“He’s going to do anything to help him improve and rarely takes any days off during the entire year,” Condon said. “He travels a lot and faces the best competition all the time. Even in club wrestling, he’s training with the best competition in Nassau and Suffolk counties routinely. The kid just does not stop. Like the old adage goes, iron sharpens iron.”

Grace Hillis, Shoreham-Wading River soccer

The Shoreham-Wading River girls soccer team made it all the way to the New York State final and senior captain Grace Hillis proved herself a leader along the way. Typically more of a defensive-minded player, where she routinely guarded the opponent’s best offensive option from her midfield position, Hillis impacted the game from one end to the other, bringing goals and assists while also keeping the opponents off the board.

When you look at the success the team had this year, a lot of it doesn’t happen without Hillis’ presence on the field.

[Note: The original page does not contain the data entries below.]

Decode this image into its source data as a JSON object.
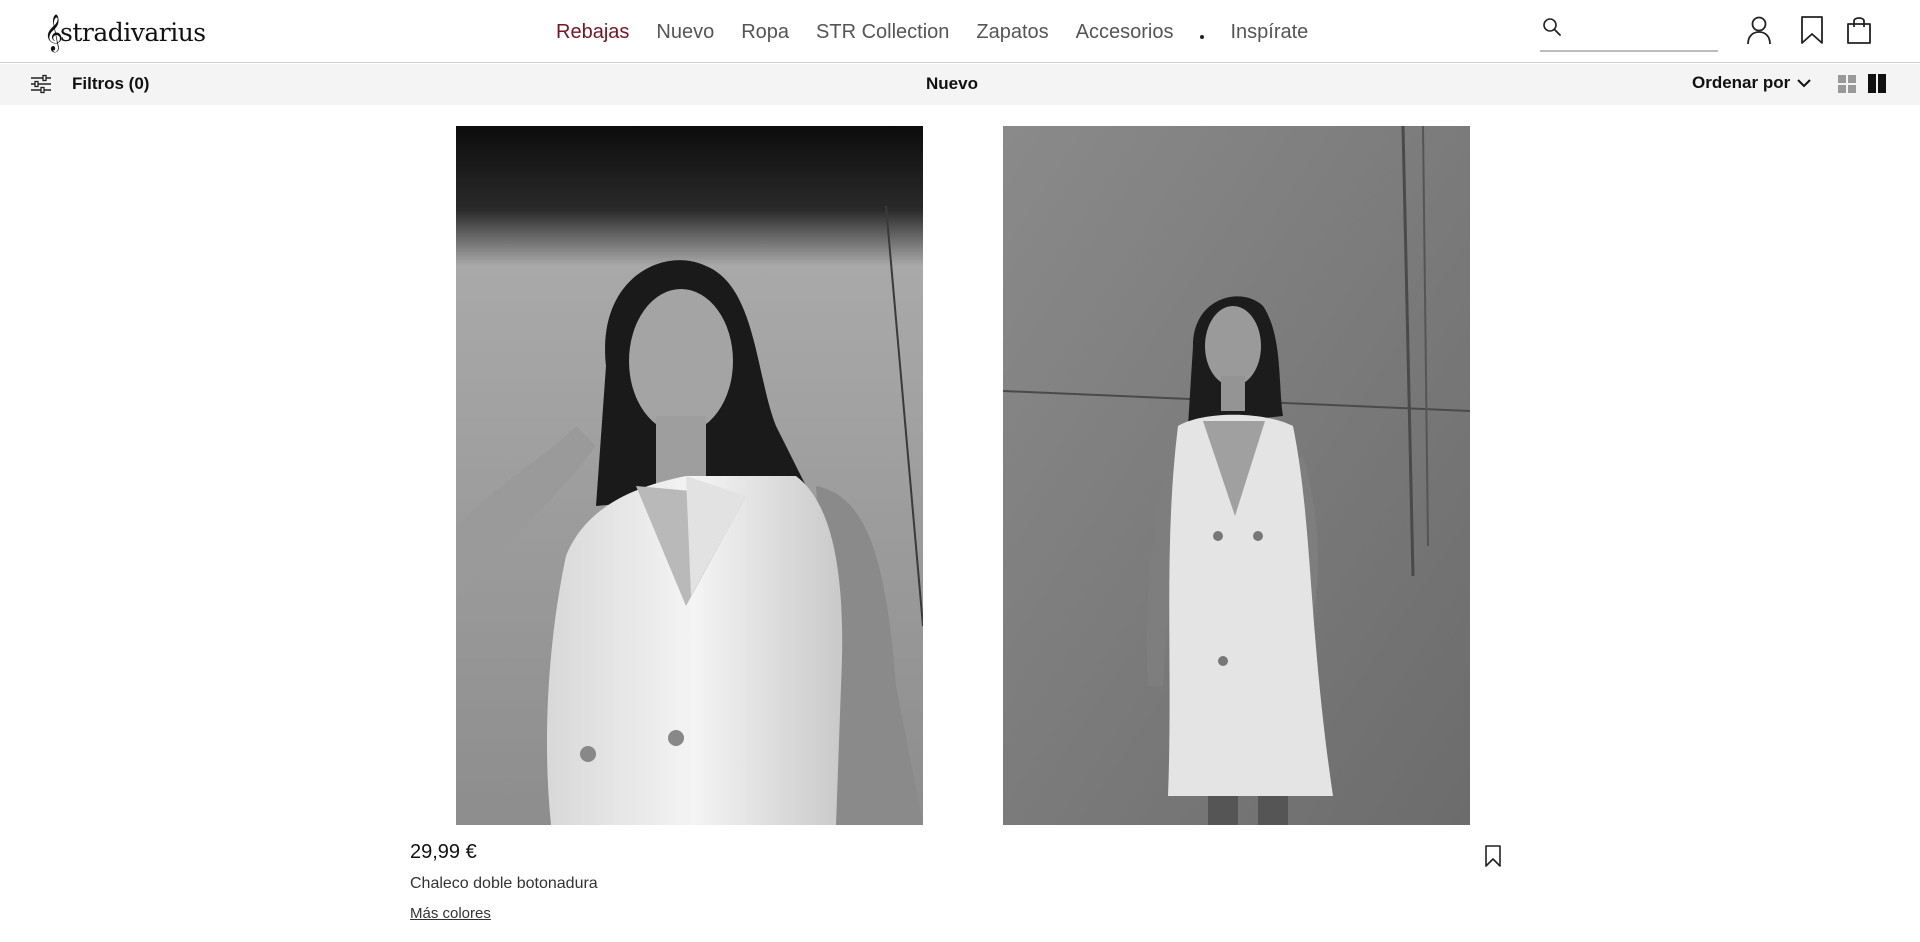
{
  "brand": {
    "name": "stradivarius",
    "logo_icon": "treble-clef-icon"
  },
  "nav": {
    "items": [
      {
        "label": "Rebajas",
        "active": true
      },
      {
        "label": "Nuevo",
        "active": false
      },
      {
        "label": "Ropa",
        "active": false
      },
      {
        "label": "STR Collection",
        "active": false
      },
      {
        "label": "Zapatos",
        "active": false
      },
      {
        "label": "Accesorios",
        "active": false
      },
      {
        "label": "Inspírate",
        "active": false
      }
    ],
    "separator_icon": "dot-icon"
  },
  "search": {
    "icon": "search-icon",
    "value": "",
    "placeholder": ""
  },
  "header_icons": [
    "user-icon",
    "bookmark-icon",
    "shopping-bag-icon"
  ],
  "filter_bar": {
    "filters_label": "Filtros (0)",
    "filters_icon": "sliders-icon",
    "title": "Nuevo",
    "sort_label": "Ordenar por",
    "sort_icon": "chevron-down-icon",
    "view_icons": [
      "grid-small-icon",
      "grid-large-icon"
    ],
    "active_view": "grid-large-icon"
  },
  "product": {
    "price": "29,99 €",
    "name": "Chaleco doble botonadura",
    "more_colors": "Más colores",
    "wishlist_icon": "bookmark-icon"
  },
  "colors": {
    "accent": "#7a1424",
    "nav_text": "#555555",
    "bar_bg": "#f4f4f4"
  }
}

“I’ve coached at Shoreham now for 14 years and I’ve coached some amazing athletes,” SWR head coach Adrian Gilmore said. “Great soccer players have come through this program. But since I’ve started, two players come to mind that were undoubtedly the best: Kari Quinn and Grace Hillis. Right from the first time I saw Grace, I just knew she had everything to make an amazing player. She’s the heart of the team. She’s a beast on the field. She demands perfection of herself. She was the only kid at practice that was angry she missed a shot.”

In the Suffolk County Class A championship against Kings Park, Hillis scored both of the goals to send the Wildcats into the Long Island championship. Then, in the Long Island finals, she scored the first goal and assisted on the next to defeat Plainedge and bring the team to states. It didn’t stop there. On a cross from Mia Mangano in the state semifinals against New Hartford, Hillis buried the team’s only goal on a volley to advance to the finals.

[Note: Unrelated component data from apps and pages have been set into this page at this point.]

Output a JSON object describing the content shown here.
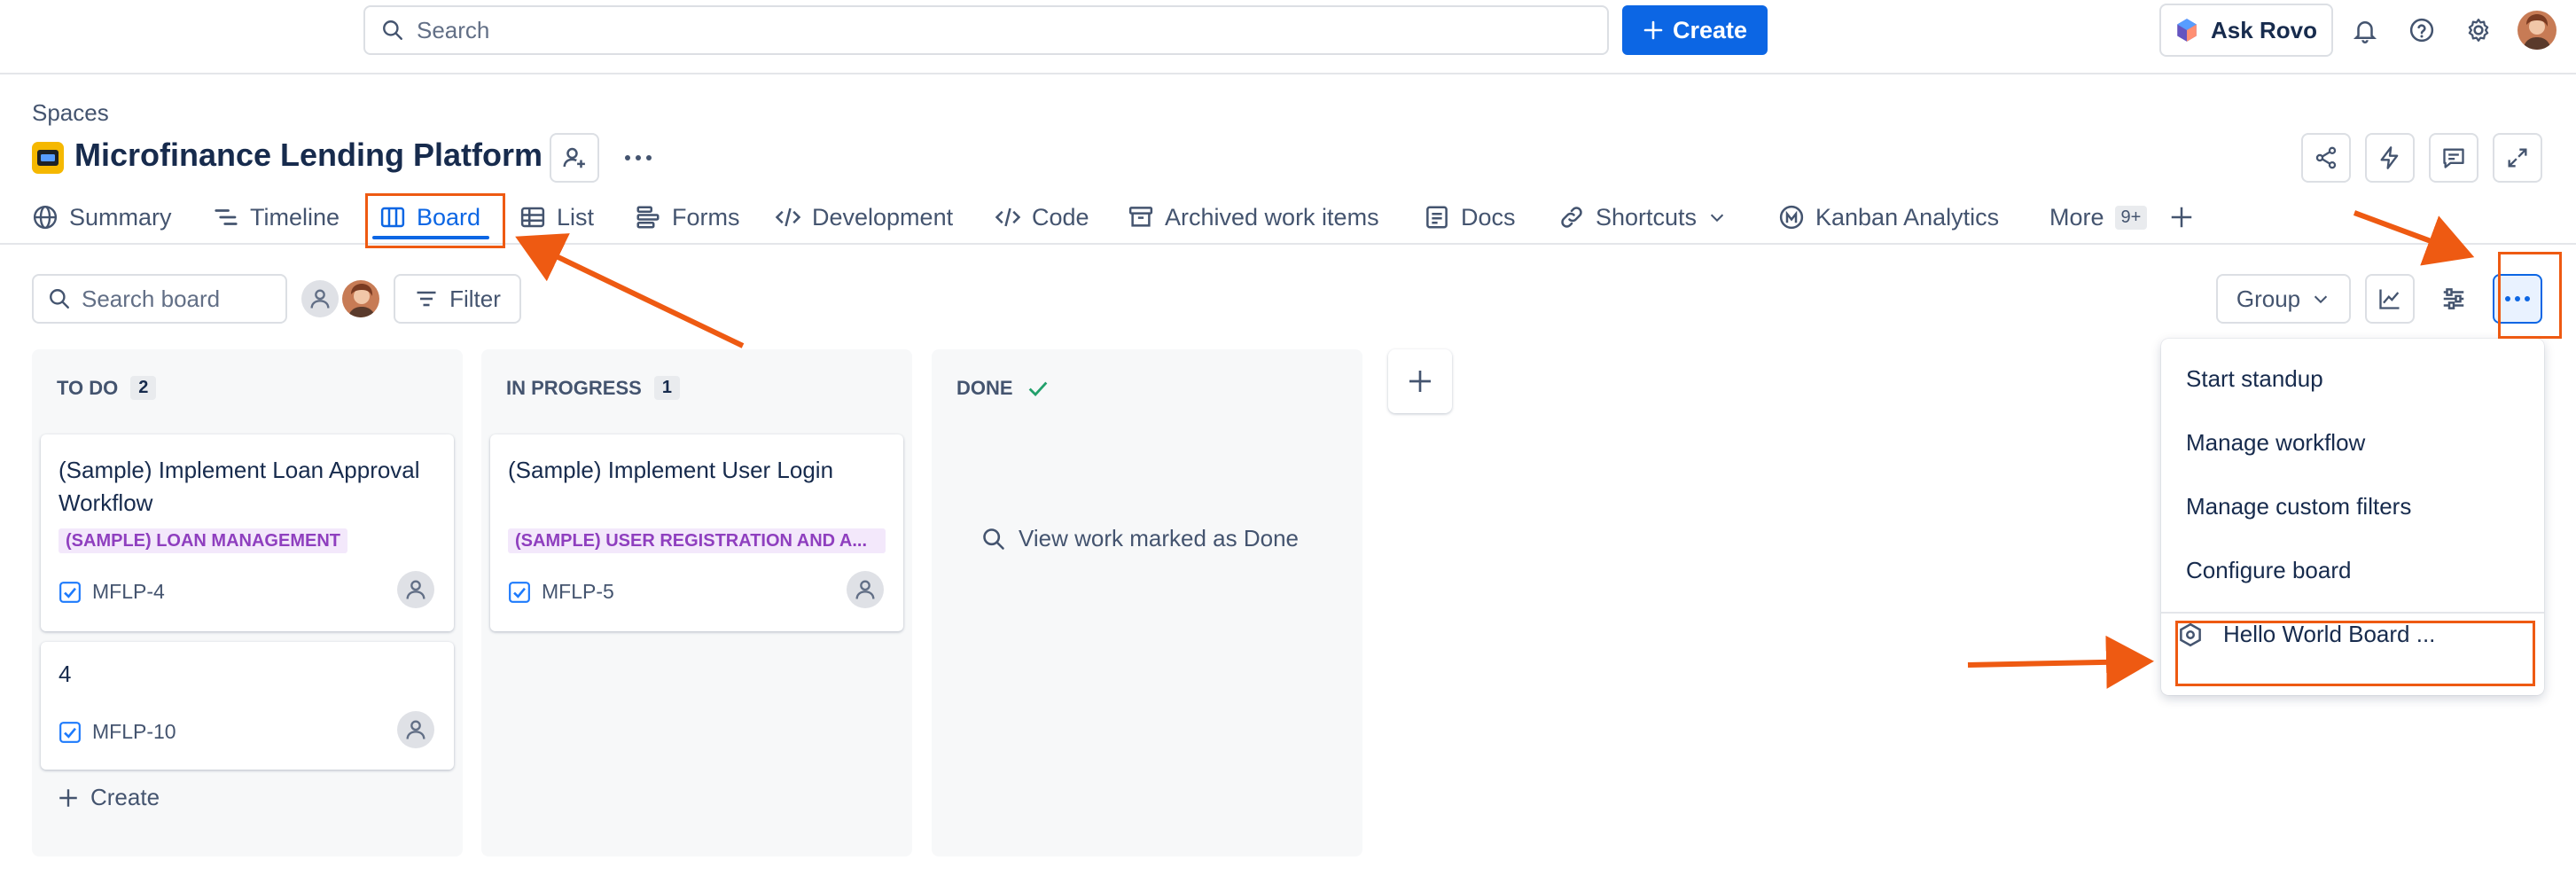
{
  "topbar": {
    "search_placeholder": "Search",
    "create_label": "Create",
    "ask_rovo_label": "Ask Rovo",
    "icons": [
      "search-icon",
      "plus-icon",
      "rovo-icon",
      "bell-icon",
      "help-icon",
      "gear-icon",
      "avatar"
    ]
  },
  "header": {
    "breadcrumb": "Spaces",
    "project_title": "Microfinance Lending Platform",
    "actions": [
      "share-icon",
      "automation-icon",
      "feedback-icon",
      "fullscreen-icon"
    ]
  },
  "tabs": [
    {
      "label": "Summary",
      "icon": "globe-icon"
    },
    {
      "label": "Timeline",
      "icon": "timeline-icon"
    },
    {
      "label": "Board",
      "icon": "board-icon",
      "active": true
    },
    {
      "label": "List",
      "icon": "list-icon"
    },
    {
      "label": "Forms",
      "icon": "forms-icon"
    },
    {
      "label": "Development",
      "icon": "development-icon"
    },
    {
      "label": "Code",
      "icon": "code-icon"
    },
    {
      "label": "Archived work items",
      "icon": "archive-icon"
    },
    {
      "label": "Docs",
      "icon": "docs-icon"
    },
    {
      "label": "Shortcuts",
      "icon": "link-icon"
    },
    {
      "label": "Kanban Analytics",
      "icon": "analytics-icon"
    },
    {
      "label": "More",
      "icon": "none"
    }
  ],
  "more_badge": "9+",
  "board_toolbar": {
    "search_placeholder": "Search board",
    "filter_label": "Filter",
    "group_label": "Group"
  },
  "columns": [
    {
      "title": "TO DO",
      "count": "2",
      "cards": [
        {
          "title": "(Sample) Implement Loan Approval Workflow",
          "label": "(SAMPLE) LOAN MANAGEMENT",
          "key": "MFLP-4"
        },
        {
          "title": "4",
          "label": "",
          "key": "MFLP-10"
        }
      ],
      "create_label": "Create"
    },
    {
      "title": "IN PROGRESS",
      "count": "1",
      "cards": [
        {
          "title": "(Sample) Implement User Login",
          "label": "(SAMPLE) USER REGISTRATION AND A...",
          "key": "MFLP-5"
        }
      ]
    },
    {
      "title": "DONE",
      "view_done_label": "View work marked as Done"
    }
  ],
  "more_menu": {
    "items": [
      "Start standup",
      "Manage workflow",
      "Manage custom filters",
      "Configure board"
    ],
    "app_item": "Hello World Board ..."
  },
  "colors": {
    "brand_blue": "#0c66e4",
    "annotation_orange": "#ee5a12",
    "label_purple": "#8f3fbf",
    "label_bg": "#f3e8fb"
  }
}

“Her role changed throughout the season depending on who we were playing,” Gilmore said. “We had a young team and our top goal scorer from last year got hurt with an ACL injury. We graduated Grace Leonard, which was a huge loss. There were a lot of changes and I think she saw the need to put the ball in the back of the net. I don’t think you have to ask a great player to do what’s necessary. They just see it and they do it.”

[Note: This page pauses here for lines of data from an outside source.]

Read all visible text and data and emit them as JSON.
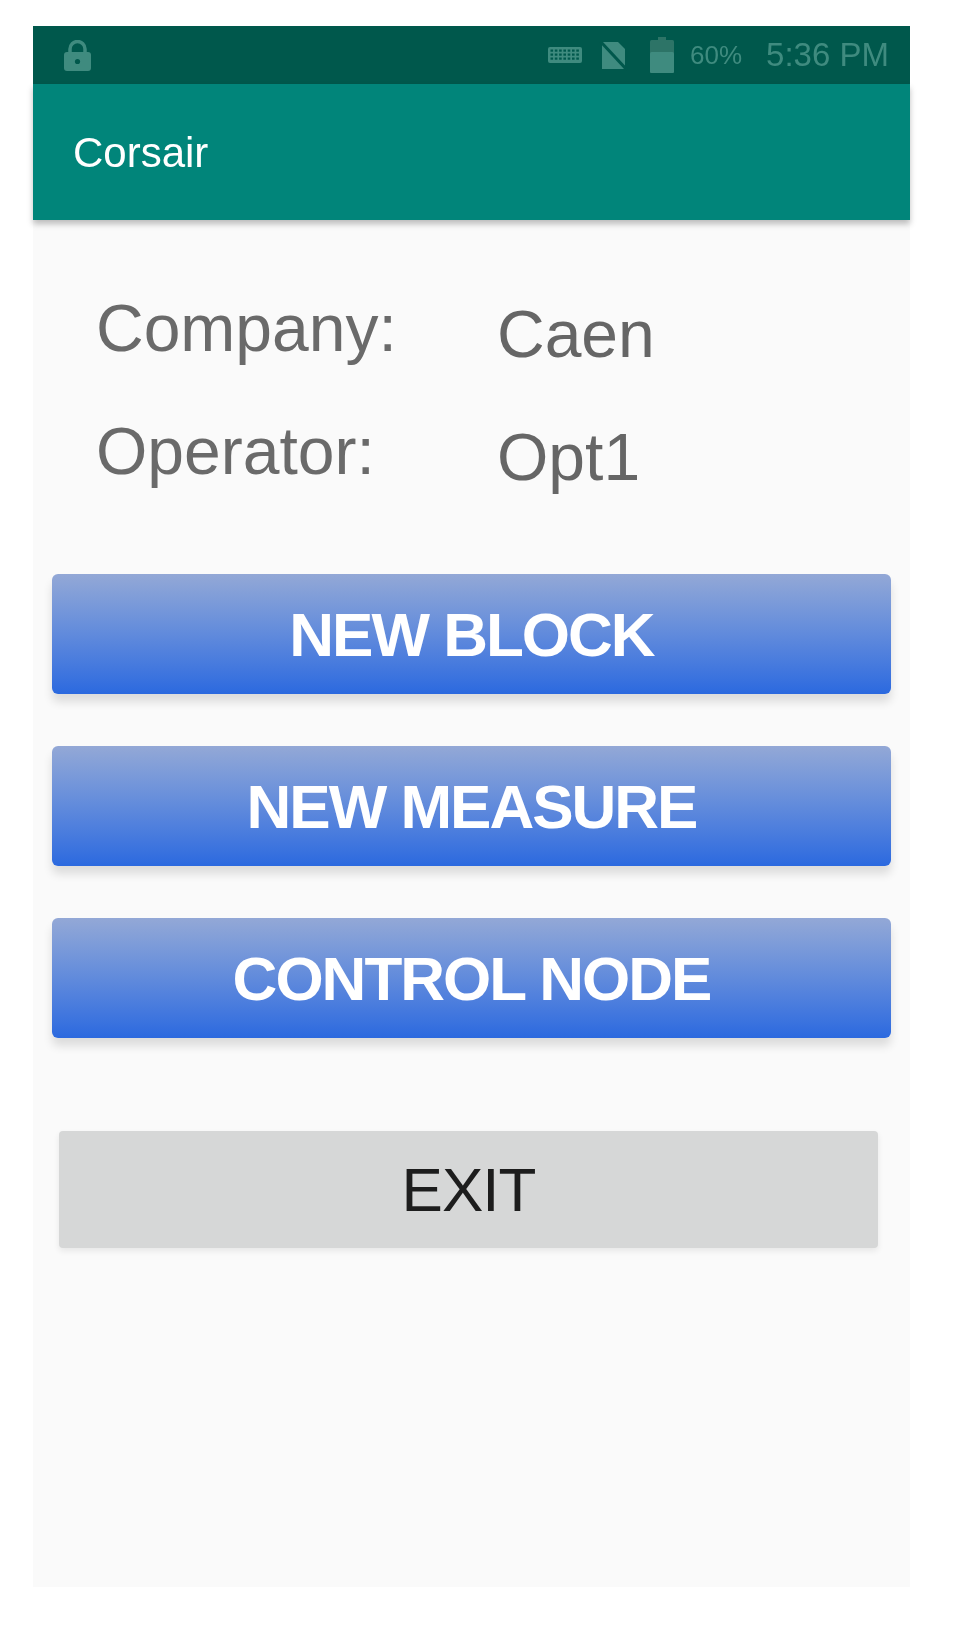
{
  "status_bar": {
    "battery": "60%",
    "time": "5:36 PM"
  },
  "app_bar": {
    "title": "Corsair"
  },
  "info": [
    {
      "label": "Company:",
      "value": "Caen"
    },
    {
      "label": "Operator:",
      "value": "Opt1"
    }
  ],
  "buttons": [
    {
      "label": "NEW BLOCK",
      "kind": "primary"
    },
    {
      "label": "NEW MEASURE",
      "kind": "primary"
    },
    {
      "label": "CONTROL NODE",
      "kind": "primary"
    },
    {
      "label": "EXIT",
      "kind": "secondary"
    }
  ]
}
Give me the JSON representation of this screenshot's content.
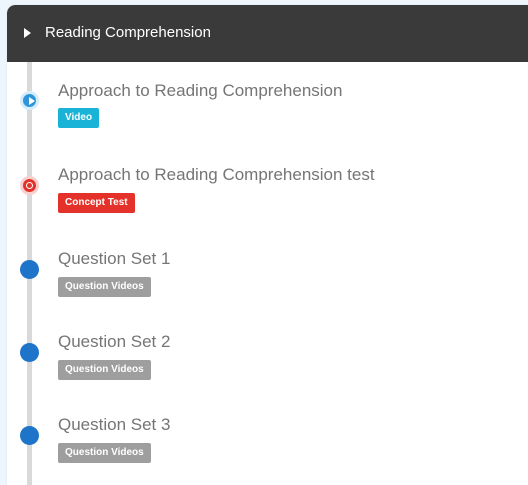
{
  "section": {
    "title": "Reading Comprehension"
  },
  "items": [
    {
      "title": "Approach to Reading Comprehension",
      "badge": "Video",
      "badge_color": "#1ab3d8",
      "icon": "play-icon"
    },
    {
      "title": "Approach to Reading Comprehension test",
      "badge": "Concept Test",
      "badge_color": "#e4322b",
      "icon": "timer-icon"
    },
    {
      "title": "Question Set 1",
      "badge": "Question Videos",
      "badge_color": "#9e9e9e",
      "icon": "dot-icon"
    },
    {
      "title": "Question Set 2",
      "badge": "Question Videos",
      "badge_color": "#9e9e9e",
      "icon": "dot-icon"
    },
    {
      "title": "Question Set 3",
      "badge": "Question Videos",
      "badge_color": "#9e9e9e",
      "icon": "dot-icon"
    }
  ],
  "colors": {
    "header_bg": "#3a3a3a",
    "timeline": "#d9d9d9",
    "node_blue": "#1e74c8"
  }
}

There was a time, though, when it looked like the senior’s season might have been over. At the end of the regular season against Bayport-Blue Point, Hillis was tackled and was immediately in immense pain. She had to be stretchered off the field.

“When she went down that game we saw the season flash before our eyes,” Gilmore said. “Bella Sweet rallied and put the ball in the back of the net for us to win the league but there was that big question mark whether she would come back. But the type of player she was, I knew if there was a chance she could, she would play. Her coming back from that and having that kind of performance shows the caliber of player she is.”

Hillis ended up winning All-County and All-State awards after the season ended. She was also named MVP of the state championships. Hillis will continue her soccer career at Old Dominion University.